TAMPA BAY: The Rays have a strong double-play combination with Yunel Escobar and (mostly) Zobrist. Desmond Jennings has athleticism in center, but in the final month or so of the season, had a tendency to misplay balls hit over his head -- he did so two or three times in a series with the Red Sox. Behind the plate, Jose Molina may run like a block of granite, but he's expert at framing and stealing strikes for his pitchers. James Loney is a plus defender at first.
CLEVELAND: The Indians made almost 40 more errors than the Rays over the course of the regular season. Asdrubal Cabrera is a standout at short and Kipnis has shown improvement at second. At first, Swisher is a DH masquerading as a fielder. Bourn can track down balls with his speed. Catcher Yan Gomes threw out 39 percent of would-be base-stealers.
EDGE: Tampa Bay.

TAMPA BAY: Unlike a year ago, when closer Fernando Rodney was the closest thing to a lockdown closer, the Rays have had some ninth-inning issues this year; Rodney had eight blown saves, though the majority of those came in the first half of the season.

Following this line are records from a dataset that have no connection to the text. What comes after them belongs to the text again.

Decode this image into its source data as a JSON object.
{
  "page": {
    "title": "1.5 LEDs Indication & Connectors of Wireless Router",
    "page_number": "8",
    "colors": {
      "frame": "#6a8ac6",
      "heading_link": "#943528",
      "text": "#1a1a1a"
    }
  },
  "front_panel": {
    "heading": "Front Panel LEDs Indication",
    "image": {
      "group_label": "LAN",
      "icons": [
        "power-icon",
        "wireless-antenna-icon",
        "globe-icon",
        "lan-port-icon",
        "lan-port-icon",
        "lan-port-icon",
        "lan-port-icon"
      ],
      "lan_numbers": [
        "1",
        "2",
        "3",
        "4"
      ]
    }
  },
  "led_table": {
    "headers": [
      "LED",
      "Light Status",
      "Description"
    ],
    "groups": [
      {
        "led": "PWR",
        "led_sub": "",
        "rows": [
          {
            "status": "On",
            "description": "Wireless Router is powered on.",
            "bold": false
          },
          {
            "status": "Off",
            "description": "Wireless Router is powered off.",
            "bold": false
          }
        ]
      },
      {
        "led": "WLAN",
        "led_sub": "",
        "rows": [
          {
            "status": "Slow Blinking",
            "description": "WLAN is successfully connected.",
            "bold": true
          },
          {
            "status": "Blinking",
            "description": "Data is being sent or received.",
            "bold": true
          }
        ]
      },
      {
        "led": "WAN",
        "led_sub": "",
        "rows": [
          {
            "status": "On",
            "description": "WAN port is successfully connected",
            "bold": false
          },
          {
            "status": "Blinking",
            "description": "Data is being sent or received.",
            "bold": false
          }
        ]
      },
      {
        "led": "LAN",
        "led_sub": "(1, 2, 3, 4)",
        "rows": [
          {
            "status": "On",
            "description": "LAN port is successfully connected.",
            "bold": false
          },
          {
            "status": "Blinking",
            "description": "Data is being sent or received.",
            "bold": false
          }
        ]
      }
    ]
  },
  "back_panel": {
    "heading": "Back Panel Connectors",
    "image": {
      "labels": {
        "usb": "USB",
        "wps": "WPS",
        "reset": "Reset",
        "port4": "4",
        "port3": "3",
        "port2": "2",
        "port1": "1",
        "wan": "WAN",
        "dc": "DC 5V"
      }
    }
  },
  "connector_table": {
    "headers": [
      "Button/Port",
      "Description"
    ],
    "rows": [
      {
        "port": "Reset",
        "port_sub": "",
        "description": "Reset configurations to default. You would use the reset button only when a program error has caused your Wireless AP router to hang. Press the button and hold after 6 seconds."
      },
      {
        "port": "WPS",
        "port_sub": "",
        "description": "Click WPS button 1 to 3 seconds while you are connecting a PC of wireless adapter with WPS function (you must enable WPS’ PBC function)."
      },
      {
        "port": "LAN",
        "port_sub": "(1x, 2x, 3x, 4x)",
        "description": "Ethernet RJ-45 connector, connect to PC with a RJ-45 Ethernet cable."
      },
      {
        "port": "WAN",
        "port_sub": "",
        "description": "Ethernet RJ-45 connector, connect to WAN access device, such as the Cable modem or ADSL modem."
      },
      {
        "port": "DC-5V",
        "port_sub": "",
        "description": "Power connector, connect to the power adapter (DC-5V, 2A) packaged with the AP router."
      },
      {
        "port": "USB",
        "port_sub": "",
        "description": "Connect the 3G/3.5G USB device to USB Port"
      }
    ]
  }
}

Set-up man Joel Peralta led the league in appearances and is a strong eighth-inning option. Lefty Jake McGee pitched in 71 games and struggled in the final weeks, perhaps a result of the workload.
CLEVELAND: It's never a good thing when a team has to change closers in the final week of a season, but that's what the Indians had to do when Chris Perez imploded one too many times. Justin Masterson, who missed time down the stretch with an oblique strain, is the new ninth-inning man. Sidearmer Joe Smith is good at getting ground ball outs while Cody Allen generated more than a strikeout per inning.
EDGE: Tampa Bay. Even with questions about Rodney, the Rays have more experience in their pen and at this time of year, that counts for something.

TAMPA BAY: Maddon is a master motivator and strategist, who gets the most out of his roster and limited payroll. He's not above doing something unorthodox and sometimes the moves appear to be about doing something different for the sake of doing something different, but it's hard to argue with the results.
CLEVELAND: Francona has worked wonders in his first year in Cleveland, directing the Indians to a 92-win season and finishing just two games in back of a much, much more talented Detroit team. The Indians, with little margin for error, won their final 10 to get into the playoffs and are riding a huge wave of momentum. And, if you'll recall, Francona is no stranger to pressure and big games in October.
EDGE: Even

SUMMARY: The Rays were better during the season, though they won one fewer game, since they played in a far tougher division. On paper, they have a better rotation a better bullpen and better defense. But it's hard to ignore the roll that the Indians are on and what Francona has meant for them in the dugout. The Indians look like the easier opponent, but given the intangibles at work, be careful what you wish for, Red Sox fans.